Fighting an empire
For Twitch’s top 100 streamers, income is a combination of subscriptions (a $5 per month charge to the subscriber, divided between Twitch and the broadcaster) and donations or tips, which can sometimes add up to as much as $20,000 a month for the most popular streamers. Things work much the same way on MLG and Twitch's other competitors. So it's very risky for a streamer leave Twitch for another site; there’s no way to guarantee that a broadcaster’s audience will follow them, which means massive losses and potentially even a stalled career.
"The math I tell all the content producers to do," Conners said, "Is to assume you'll lose half of your donations over the next few months. The numbers are so big."
The competitive Hearthstone community learned this harsh lesson last year when exclusive broadcasting deals with Azubu led players from several teams to quit. The switch to an unproven streaming platform was more detrimental to their careers than finding a new team would be. It’s a high-stakes gamble, and not many broadcasters are willing to make it.
MLG and Twitch's other competitors then, essentially has to absorb a loss for broadcasters willing to make the jump: It needs to guarantee that a streamer’s income won't take a hit when they abandon Twitch. The streamer then essentially becomes an MLG employee, relying on the company for most or all of their paycheck rather than viewer subscriptions and donations.
Every Twitch broadcasters who spoke to us has since turned down the offers from MLG. Because of this, it’s unclear what terms the monetary guarantees carry and whether they expire after a certain time frame or, if the streamer is able to once again foster a community of loyal fans, if MLG makes the decision on a case-by-case basis.
Whatever the case, it's obvious why MLG is trying to poach Twitch's talent. It’s a two-pronged attack: First, the streamer’s audience will no longer find them on Twitch which means the potential for a significant traffic hit against Twitch.
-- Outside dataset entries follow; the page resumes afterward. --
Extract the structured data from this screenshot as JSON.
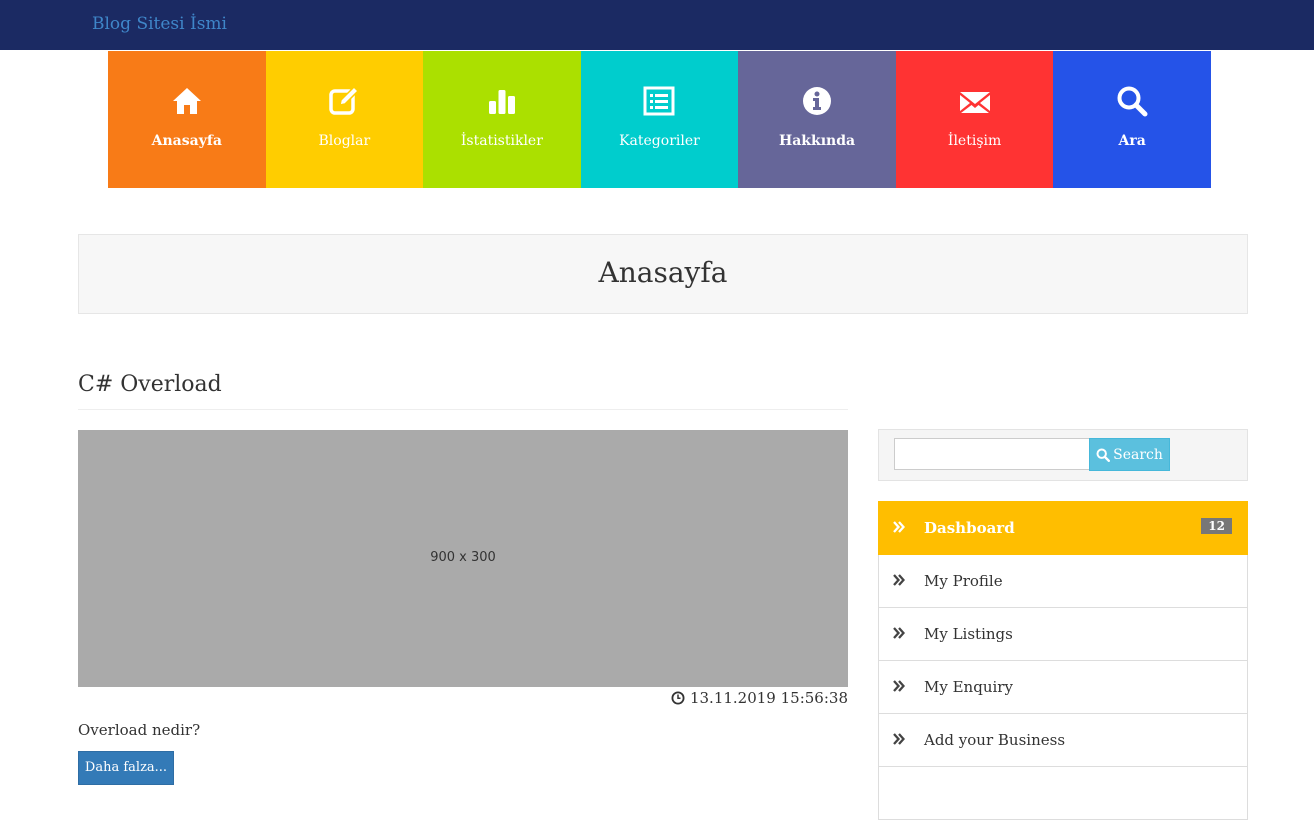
{
  "header": {
    "brand": "Blog Sitesi İsmi",
    "brand_color": "#3f86c9",
    "bar_color": "#1b2a63"
  },
  "nav": [
    {
      "label": "Anasayfa",
      "icon": "home-icon",
      "color": "#f87b17"
    },
    {
      "label": "Bloglar",
      "icon": "edit-icon",
      "color": "#ffcd00"
    },
    {
      "label": "İstatistikler",
      "icon": "bar-chart-icon",
      "color": "#abe000"
    },
    {
      "label": "Kategoriler",
      "icon": "list-icon",
      "color": "#00cdcd"
    },
    {
      "label": "Hakkında",
      "icon": "info-icon",
      "color": "#666699"
    },
    {
      "label": "İletişim",
      "icon": "envelope-icon",
      "color": "#ff3333"
    },
    {
      "label": "Ara",
      "icon": "search-icon",
      "color": "#2553e8"
    }
  ],
  "page": {
    "title": "Anasayfa"
  },
  "post": {
    "title": "C# Overload",
    "image_placeholder": "900 x 300",
    "date": "13.11.2019 15:56:38",
    "excerpt": "Overload nedir?",
    "more_label": "Daha falza..."
  },
  "sidebar": {
    "search": {
      "value": "",
      "button_label": "Search"
    },
    "menu": [
      {
        "label": "Dashboard",
        "badge": "12",
        "active": true
      },
      {
        "label": "My Profile"
      },
      {
        "label": "My Listings"
      },
      {
        "label": "My Enquiry"
      },
      {
        "label": "Add your Business"
      }
    ],
    "active_color": "#ffbe00"
  }
}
Second, the broadcaster’s own promotion of their new MLG.tv channel brings new traffic and viewers to MLG.tv. It’s one thing to gain a new regular visitor, but if you can turn your competitor’s audience into your own, those clicks are twice as valuable.
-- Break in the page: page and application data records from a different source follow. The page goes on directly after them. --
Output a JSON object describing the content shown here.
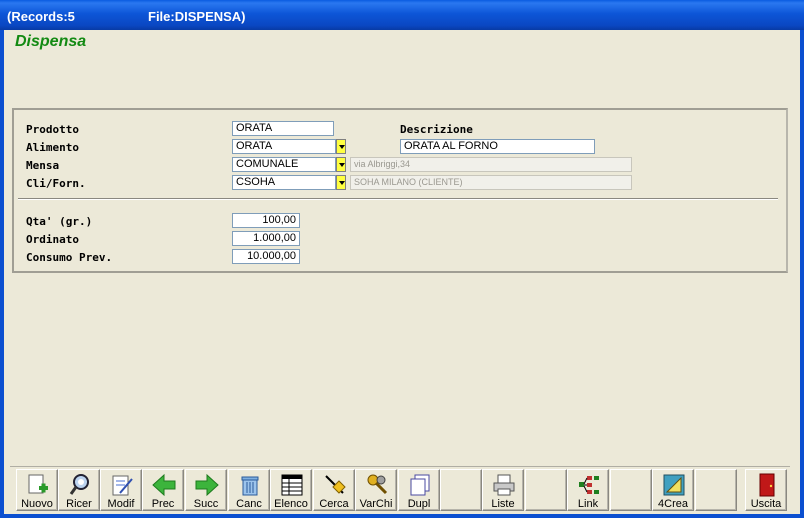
{
  "titlebar": {
    "records": "(Records:5",
    "file": "File:DISPENSA)"
  },
  "form": {
    "heading": "Dispensa",
    "labels": {
      "prodotto": "Prodotto",
      "alimento": "Alimento",
      "mensa": "Mensa",
      "cli_forn": "Cli/Forn.",
      "descrizione": "Descrizione",
      "qta": "Qta' (gr.)",
      "ordinato": "Ordinato",
      "consumo": "Consumo Prev."
    },
    "values": {
      "prodotto": "ORATA",
      "alimento": "ORATA",
      "descrizione": "ORATA AL FORNO",
      "mensa": "COMUNALE",
      "mensa_info": "via Albriggi,34",
      "cli_forn": "CSOHA",
      "cli_forn_info": "SOHA MILANO (CLIENTE)",
      "qta": "100,00",
      "ordinato": "1.000,00",
      "consumo": "10.000,00"
    }
  },
  "toolbar": [
    {
      "label": "Nuovo",
      "icon": "new-icon"
    },
    {
      "label": "Ricer",
      "icon": "search-icon"
    },
    {
      "label": "Modif",
      "icon": "edit-icon"
    },
    {
      "label": "Prec",
      "icon": "arrow-left-icon"
    },
    {
      "label": "Succ",
      "icon": "arrow-right-icon"
    },
    {
      "label": "Canc",
      "icon": "trash-icon"
    },
    {
      "label": "Elenco",
      "icon": "list-icon"
    },
    {
      "label": "Cerca",
      "icon": "find-icon"
    },
    {
      "label": "VarChi",
      "icon": "keys-icon"
    },
    {
      "label": "Dupl",
      "icon": "duplicate-icon"
    },
    {
      "label": "",
      "icon": ""
    },
    {
      "label": "Liste",
      "icon": "printer-icon"
    },
    {
      "label": "",
      "icon": ""
    },
    {
      "label": "Link",
      "icon": "link-icon"
    },
    {
      "label": "",
      "icon": ""
    },
    {
      "label": "4Crea",
      "icon": "create-icon"
    },
    {
      "label": "",
      "icon": ""
    },
    {
      "label": "Uscita",
      "icon": "exit-door-icon"
    }
  ],
  "colors": {
    "heading": "#138a13",
    "titlebar": "#0a47c2",
    "dropdown": "#ffff40"
  }
}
MLG declined to comment in detail on this story, offering only a brief statement. "MLG respects and does not interfere with agreements between content providers and their streaming partners," a spokesperson said.
Companies who want to fight an uphill battle against Twitch can’t simply wait for their own communities to grow organically. They must be seeded with existing talent, and that’s just what MLG seems dedicated to doing. Whether this plan will actually succeed is anyone’s guess. Regardless, the real winners appear to be Twitch’s top talent themselves, who have become golden tickets asked to name their own price.
Illustration by Jason Reed